In a parallel development, Shep Gordon, BA '68, president of Alive Enterprises in Kihei, Hawaii, and a member of the board of the Tibet Fund, a not-for-profit in New York City, began to notice posters for prestigious campus speakers while on annual visits to UB as part of the Alumni Visiting Scholar Seminar Series. “Through his teachings and speeches and the way he conducts himself every day, I could see that His Holiness likes to thank people and institutions that come to the aid of the Tibetan people—certainly UB qualifies in that regard,” Gordon says. “The journey began with a letter to the representative of His Holiness in America that was shepherded by Rinchen Dharlo, who is head of the Tibet Fund. Now a dream appears to be coming true.”

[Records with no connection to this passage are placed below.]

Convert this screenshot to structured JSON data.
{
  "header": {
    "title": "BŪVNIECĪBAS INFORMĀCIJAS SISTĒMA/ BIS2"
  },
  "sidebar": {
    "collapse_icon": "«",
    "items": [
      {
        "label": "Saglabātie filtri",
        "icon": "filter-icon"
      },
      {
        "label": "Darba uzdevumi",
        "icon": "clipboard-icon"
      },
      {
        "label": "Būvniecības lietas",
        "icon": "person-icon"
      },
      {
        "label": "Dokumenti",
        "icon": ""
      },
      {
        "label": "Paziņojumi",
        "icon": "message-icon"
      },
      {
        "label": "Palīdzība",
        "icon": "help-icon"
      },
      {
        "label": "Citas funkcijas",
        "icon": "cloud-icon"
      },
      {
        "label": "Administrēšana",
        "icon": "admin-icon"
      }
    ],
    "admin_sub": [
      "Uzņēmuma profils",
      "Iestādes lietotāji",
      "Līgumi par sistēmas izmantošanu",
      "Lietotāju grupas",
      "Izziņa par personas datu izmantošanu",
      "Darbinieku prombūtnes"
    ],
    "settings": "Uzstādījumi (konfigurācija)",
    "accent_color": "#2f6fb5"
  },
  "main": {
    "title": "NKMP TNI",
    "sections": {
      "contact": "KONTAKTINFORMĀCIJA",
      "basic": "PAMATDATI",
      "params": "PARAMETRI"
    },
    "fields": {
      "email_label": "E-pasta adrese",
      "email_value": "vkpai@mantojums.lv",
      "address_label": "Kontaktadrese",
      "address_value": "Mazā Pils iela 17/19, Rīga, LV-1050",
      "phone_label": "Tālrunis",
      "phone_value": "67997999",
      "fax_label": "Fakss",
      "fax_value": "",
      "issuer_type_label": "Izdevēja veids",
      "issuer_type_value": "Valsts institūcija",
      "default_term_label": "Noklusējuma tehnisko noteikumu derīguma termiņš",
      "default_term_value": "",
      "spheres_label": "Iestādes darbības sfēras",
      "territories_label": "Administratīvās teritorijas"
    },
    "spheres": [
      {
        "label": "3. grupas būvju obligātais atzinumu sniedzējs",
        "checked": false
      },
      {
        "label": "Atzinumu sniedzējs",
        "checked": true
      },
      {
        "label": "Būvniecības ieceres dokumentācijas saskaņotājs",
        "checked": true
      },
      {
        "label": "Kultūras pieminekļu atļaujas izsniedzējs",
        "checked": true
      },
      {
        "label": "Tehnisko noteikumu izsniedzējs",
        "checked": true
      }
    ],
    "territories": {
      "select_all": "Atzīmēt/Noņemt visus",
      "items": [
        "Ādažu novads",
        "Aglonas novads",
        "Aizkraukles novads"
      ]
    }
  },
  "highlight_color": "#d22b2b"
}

According to Dunnett, when Gordon recommended that UB officials formally invite the Dalai Lama for a visit, coincidentally a framework had already been established, increasing the likelihood that His Holiness would accept. “We were thinking along these lines, more that it would be good for our Asian Studies Program, if he were to come and lecture. So on parallel tracks, things began to happen,” Dunnett recalls. When invited for an audience in 2004 as part of the Dalai Lama's appearance at the University of Toronto, Dunnett, accompanied by Lee, presented a formal letter of invitation from Simpson. “I can't quite explain what it was like to be in his presence,” Dunnett recalls. “In my work, I've met kings, prime ministers and presidents. It was so different from what I expected, to be ushered into a very simple room containing a little couch and two chairs, well-used water mugs and a little [privacy] screen. Behind the screen was a modest cot with a Tibetan-type yak blanket on it, where His Holiness rests between audiences, and some fresh flowers. He popped out from behind the screen, and ran over and embraced us, then stood back and peered into my eyes. He's a very charismatic person.”
To fully explore the intellectual potential of this visit, incoming UB freshmen will be assigned Freedom in Exile: The Autobiography of the Dalai Lama as the 2006 “UB Reads” selection. In this frank and moving account published in 1990, the Dalai Lama records his life's journey with humility and frequent humor. In another development, a group of media study students directed by Sarah Elder, documentary film- and video-maker and professor of media study, are making plans to document the Dalai Lama's visit and surrounding events in September. “You will see a lot of students with cameras,” says Elder. “I will try for large coverage not just of the speeches, but also the crowds—I will have them shoot in cafés, in dorm rooms—trying to see how [the visit is] impacting the campus.”
As the visit nears, Dunnett frankly admits to some apprehension that everything will proceed smoothly for the Dalai Lama's visit. “We hope we have anticipated everything. We're nervous—I get an upset stomach sometimes. And yet when you're near him … There was all this frenzied activity when I went to Toronto, but it all melted away when I was in his presence. And the people around him were remarkably serene.”
Within his own staff of students and people from 10 countries, Dunnett also discerns excitement and pride, as within the university as a whole. “I think there's a sense of history that this remarkable person is going to come here and talk to us, and spend time with us.”